• [To do]: Print out every record exactly as it appears.

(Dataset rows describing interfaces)
++++++++++++++++++++

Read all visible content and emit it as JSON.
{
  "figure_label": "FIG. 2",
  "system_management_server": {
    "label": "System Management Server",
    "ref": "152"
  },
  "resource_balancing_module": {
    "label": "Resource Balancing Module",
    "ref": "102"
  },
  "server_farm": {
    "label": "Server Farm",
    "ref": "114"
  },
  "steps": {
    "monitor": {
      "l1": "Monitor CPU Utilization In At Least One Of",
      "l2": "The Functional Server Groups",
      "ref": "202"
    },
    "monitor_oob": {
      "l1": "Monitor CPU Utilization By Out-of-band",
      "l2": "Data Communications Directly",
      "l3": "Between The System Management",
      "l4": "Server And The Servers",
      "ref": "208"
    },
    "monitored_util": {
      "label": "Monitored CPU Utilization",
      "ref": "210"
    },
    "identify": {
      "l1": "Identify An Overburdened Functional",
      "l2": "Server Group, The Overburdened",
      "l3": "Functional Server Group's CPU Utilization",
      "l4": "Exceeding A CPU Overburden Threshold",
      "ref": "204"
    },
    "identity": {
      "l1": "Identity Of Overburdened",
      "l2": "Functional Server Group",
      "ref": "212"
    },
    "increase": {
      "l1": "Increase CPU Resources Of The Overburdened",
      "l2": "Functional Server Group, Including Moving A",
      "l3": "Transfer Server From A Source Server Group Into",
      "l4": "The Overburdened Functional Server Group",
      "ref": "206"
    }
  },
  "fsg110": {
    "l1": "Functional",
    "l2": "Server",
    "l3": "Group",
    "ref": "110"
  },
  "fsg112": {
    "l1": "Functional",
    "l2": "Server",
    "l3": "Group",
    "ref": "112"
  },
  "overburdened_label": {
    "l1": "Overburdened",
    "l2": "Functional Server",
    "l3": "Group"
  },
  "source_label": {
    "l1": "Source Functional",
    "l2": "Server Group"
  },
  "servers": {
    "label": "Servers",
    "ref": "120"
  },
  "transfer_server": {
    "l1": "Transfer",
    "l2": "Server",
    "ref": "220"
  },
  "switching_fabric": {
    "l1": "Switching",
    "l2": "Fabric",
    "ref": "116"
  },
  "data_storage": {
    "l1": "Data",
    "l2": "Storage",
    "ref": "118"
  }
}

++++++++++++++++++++

• [Your response]:
Read all visible content and emit it as JSON.
{
  "figure_label": "FIG. 2",
  "system_management_server": {
    "label": "System Management Server",
    "ref": "152"
  },
  "resource_balancing_module": {
    "label": "Resource Balancing Module",
    "ref": "102"
  },
  "server_farm": {
    "label": "Server Farm",
    "ref": "114"
  },
  "steps": {
    "monitor": {
      "l1": "Monitor CPU Utilization In At Least One Of",
      "l2": "The Functional Server Groups",
      "ref": "202"
    },
    "monitor_oob": {
      "l1": "Monitor CPU Utilization By Out-of-band",
      "l2": "Data Communications Directly",
      "l3": "Between The System Management",
      "l4": "Server And The Servers",
      "ref": "208"
    },
    "monitored_util": {
      "label": "Monitored CPU Utilization",
      "ref": "210"
    },
    "identify": {
      "l1": "Identify An Overburdened Functional",
      "l2": "Server Group, The Overburdened",
      "l3": "Functional Server Group's CPU Utilization",
      "l4": "Exceeding A CPU Overburden Threshold",
      "ref": "204"
    },
    "identity": {
      "l1": "Identity Of Overburdened",
      "l2": "Functional Server Group",
      "ref": "212"
    },
    "increase": {
      "l1": "Increase CPU Resources Of The Overburdened",
      "l2": "Functional Server Group, Including Moving A",
      "l3": "Transfer Server From A Source Server Group Into",
      "l4": "The Overburdened Functional Server Group",
      "ref": "206"
    }
  },
  "fsg110": {
    "l1": "Functional",
    "l2": "Server",
    "l3": "Group",
    "ref": "110"
  },
  "fsg112": {
    "l1": "Functional",
    "l2": "Server",
    "l3": "Group",
    "ref": "112"
  },
  "overburdened_label": {
    "l1": "Overburdened",
    "l2": "Functional Server",
    "l3": "Group"
  },
  "source_label": {
    "l1": "Source Functional",
    "l2": "Server Group"
  },
  "servers": {
    "label": "Servers",
    "ref": "120"
  },
  "transfer_server": {
    "l1": "Transfer",
    "l2": "Server",
    "ref": "220"
  },
  "switching_fabric": {
    "l1": "Switching",
    "l2": "Fabric",
    "ref": "116"
  },
  "data_storage": {
    "l1": "Data",
    "l2": "Storage",
    "ref": "118"
  }
}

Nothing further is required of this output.